- Provided data -
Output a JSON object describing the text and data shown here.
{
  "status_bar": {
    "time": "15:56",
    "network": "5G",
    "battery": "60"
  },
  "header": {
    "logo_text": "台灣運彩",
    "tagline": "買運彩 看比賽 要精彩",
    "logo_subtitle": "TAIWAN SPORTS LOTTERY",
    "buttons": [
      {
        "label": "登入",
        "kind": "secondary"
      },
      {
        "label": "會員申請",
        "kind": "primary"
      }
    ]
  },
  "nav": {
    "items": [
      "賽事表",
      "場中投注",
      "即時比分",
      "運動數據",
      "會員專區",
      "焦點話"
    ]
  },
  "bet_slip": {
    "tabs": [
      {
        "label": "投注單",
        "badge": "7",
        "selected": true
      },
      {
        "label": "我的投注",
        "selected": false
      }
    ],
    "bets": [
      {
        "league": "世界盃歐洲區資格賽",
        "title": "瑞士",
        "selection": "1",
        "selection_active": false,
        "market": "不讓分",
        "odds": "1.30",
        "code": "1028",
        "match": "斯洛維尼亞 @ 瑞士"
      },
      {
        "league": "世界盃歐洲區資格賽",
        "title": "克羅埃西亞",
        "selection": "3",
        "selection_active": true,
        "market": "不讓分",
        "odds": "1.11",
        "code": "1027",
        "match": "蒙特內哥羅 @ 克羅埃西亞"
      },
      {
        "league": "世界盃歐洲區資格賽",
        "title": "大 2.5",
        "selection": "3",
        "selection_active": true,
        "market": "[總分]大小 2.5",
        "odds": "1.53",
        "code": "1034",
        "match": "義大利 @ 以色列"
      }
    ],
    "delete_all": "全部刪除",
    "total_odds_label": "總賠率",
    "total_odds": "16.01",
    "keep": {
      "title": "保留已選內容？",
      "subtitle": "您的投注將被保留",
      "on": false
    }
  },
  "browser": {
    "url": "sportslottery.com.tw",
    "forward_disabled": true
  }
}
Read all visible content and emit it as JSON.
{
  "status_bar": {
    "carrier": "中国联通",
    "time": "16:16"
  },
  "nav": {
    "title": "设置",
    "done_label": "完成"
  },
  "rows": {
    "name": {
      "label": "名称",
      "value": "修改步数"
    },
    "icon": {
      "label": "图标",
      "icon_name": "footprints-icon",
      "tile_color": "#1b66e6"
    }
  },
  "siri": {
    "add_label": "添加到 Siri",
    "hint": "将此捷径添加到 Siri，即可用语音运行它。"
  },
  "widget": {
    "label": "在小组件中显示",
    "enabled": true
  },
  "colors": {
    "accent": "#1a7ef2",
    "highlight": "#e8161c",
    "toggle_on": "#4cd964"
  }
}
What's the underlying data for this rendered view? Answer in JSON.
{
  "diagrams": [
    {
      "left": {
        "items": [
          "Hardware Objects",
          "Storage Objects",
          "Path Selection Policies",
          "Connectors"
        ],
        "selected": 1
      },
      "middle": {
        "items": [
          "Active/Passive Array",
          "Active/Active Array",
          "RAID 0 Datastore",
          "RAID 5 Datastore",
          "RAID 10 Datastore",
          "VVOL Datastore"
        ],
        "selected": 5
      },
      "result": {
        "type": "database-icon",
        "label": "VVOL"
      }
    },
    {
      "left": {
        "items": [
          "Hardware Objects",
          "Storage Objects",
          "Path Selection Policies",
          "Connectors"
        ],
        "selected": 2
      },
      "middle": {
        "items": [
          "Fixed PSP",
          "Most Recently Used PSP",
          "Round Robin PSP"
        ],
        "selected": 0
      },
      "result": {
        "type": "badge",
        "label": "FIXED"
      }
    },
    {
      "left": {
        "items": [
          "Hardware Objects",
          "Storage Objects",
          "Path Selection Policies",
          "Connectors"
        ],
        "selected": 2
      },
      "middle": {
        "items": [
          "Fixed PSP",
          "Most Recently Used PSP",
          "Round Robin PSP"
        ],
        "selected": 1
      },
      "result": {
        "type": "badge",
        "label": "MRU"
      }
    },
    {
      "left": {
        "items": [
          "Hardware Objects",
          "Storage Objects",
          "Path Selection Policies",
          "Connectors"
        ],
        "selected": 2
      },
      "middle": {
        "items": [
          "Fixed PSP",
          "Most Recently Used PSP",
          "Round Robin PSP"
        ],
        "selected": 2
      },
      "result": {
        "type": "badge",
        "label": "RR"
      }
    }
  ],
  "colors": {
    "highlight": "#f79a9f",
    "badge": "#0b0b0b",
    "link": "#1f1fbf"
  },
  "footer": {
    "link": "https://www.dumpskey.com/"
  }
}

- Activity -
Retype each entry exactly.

- Exercise solution -
Output a JSON object describing the text and data shown here.
{
  "status_bar": {
    "time": "15:56",
    "network": "5G",
    "battery": "60"
  },
  "header": {
    "logo_text": "台灣運彩",
    "tagline": "買運彩 看比賽 要精彩",
    "logo_subtitle": "TAIWAN SPORTS LOTTERY",
    "buttons": [
      {
        "label": "登入",
        "kind": "secondary"
      },
      {
        "label": "會員申請",
        "kind": "primary"
      }
    ]
  },
  "nav": {
    "items": [
      "賽事表",
      "場中投注",
      "即時比分",
      "運動數據",
      "會員專區",
      "焦點話"
    ]
  },
  "bet_slip": {
    "tabs": [
      {
        "label": "投注單",
        "badge": "7",
        "selected": true
      },
      {
        "label": "我的投注",
        "selected": false
      }
    ],
    "bets": [
      {
        "league": "世界盃歐洲區資格賽",
        "title": "瑞士",
        "selection": "1",
        "selection_active": false,
        "market": "不讓分",
        "odds": "1.30",
        "code": "1028",
        "match": "斯洛維尼亞 @ 瑞士"
      },
      {
        "league": "世界盃歐洲區資格賽",
        "title": "克羅埃西亞",
        "selection": "3",
        "selection_active": true,
        "market": "不讓分",
        "odds": "1.11",
        "code": "1027",
        "match": "蒙特內哥羅 @ 克羅埃西亞"
      },
      {
        "league": "世界盃歐洲區資格賽",
        "title": "大 2.5",
        "selection": "3",
        "selection_active": true,
        "market": "[總分]大小 2.5",
        "odds": "1.53",
        "code": "1034",
        "match": "義大利 @ 以色列"
      }
    ],
    "delete_all": "全部刪除",
    "total_odds_label": "總賠率",
    "total_odds": "16.01",
    "keep": {
      "title": "保留已選內容？",
      "subtitle": "您的投注將被保留",
      "on": false
    }
  },
  "browser": {
    "url": "sportslottery.com.tw",
    "forward_disabled": true
  }
}
Read all visible content and emit it as JSON.
{
  "status_bar": {
    "carrier": "中国联通",
    "time": "16:16"
  },
  "nav": {
    "title": "设置",
    "done_label": "完成"
  },
  "rows": {
    "name": {
      "label": "名称",
      "value": "修改步数"
    },
    "icon": {
      "label": "图标",
      "icon_name": "footprints-icon",
      "tile_color": "#1b66e6"
    }
  },
  "siri": {
    "add_label": "添加到 Siri",
    "hint": "将此捷径添加到 Siri，即可用语音运行它。"
  },
  "widget": {
    "label": "在小组件中显示",
    "enabled": true
  },
  "colors": {
    "accent": "#1a7ef2",
    "highlight": "#e8161c",
    "toggle_on": "#4cd964"
  }
}
What's the underlying data for this rendered view? Answer in JSON.
{
  "diagrams": [
    {
      "left": {
        "items": [
          "Hardware Objects",
          "Storage Objects",
          "Path Selection Policies",
          "Connectors"
        ],
        "selected": 1
      },
      "middle": {
        "items": [
          "Active/Passive Array",
          "Active/Active Array",
          "RAID 0 Datastore",
          "RAID 5 Datastore",
          "RAID 10 Datastore",
          "VVOL Datastore"
        ],
        "selected": 5
      },
      "result": {
        "type": "database-icon",
        "label": "VVOL"
      }
    },
    {
      "left": {
        "items": [
          "Hardware Objects",
          "Storage Objects",
          "Path Selection Policies",
          "Connectors"
        ],
        "selected": 2
      },
      "middle": {
        "items": [
          "Fixed PSP",
          "Most Recently Used PSP",
          "Round Robin PSP"
        ],
        "selected": 0
      },
      "result": {
        "type": "badge",
        "label": "FIXED"
      }
    },
    {
      "left": {
        "items": [
          "Hardware Objects",
          "Storage Objects",
          "Path Selection Policies",
          "Connectors"
        ],
        "selected": 2
      },
      "middle": {
        "items": [
          "Fixed PSP",
          "Most Recently Used PSP",
          "Round Robin PSP"
        ],
        "selected": 1
      },
      "result": {
        "type": "badge",
        "label": "MRU"
      }
    },
    {
      "left": {
        "items": [
          "Hardware Objects",
          "Storage Objects",
          "Path Selection Policies",
          "Connectors"
        ],
        "selected": 2
      },
      "middle": {
        "items": [
          "Fixed PSP",
          "Most Recently Used PSP",
          "Round Robin PSP"
        ],
        "selected": 2
      },
      "result": {
        "type": "badge",
        "label": "RR"
      }
    }
  ],
  "colors": {
    "highlight": "#f79a9f",
    "badge": "#0b0b0b",
    "link": "#1f1fbf"
  },
  "footer": {
    "link": "https://www.dumpskey.com/"
  }
}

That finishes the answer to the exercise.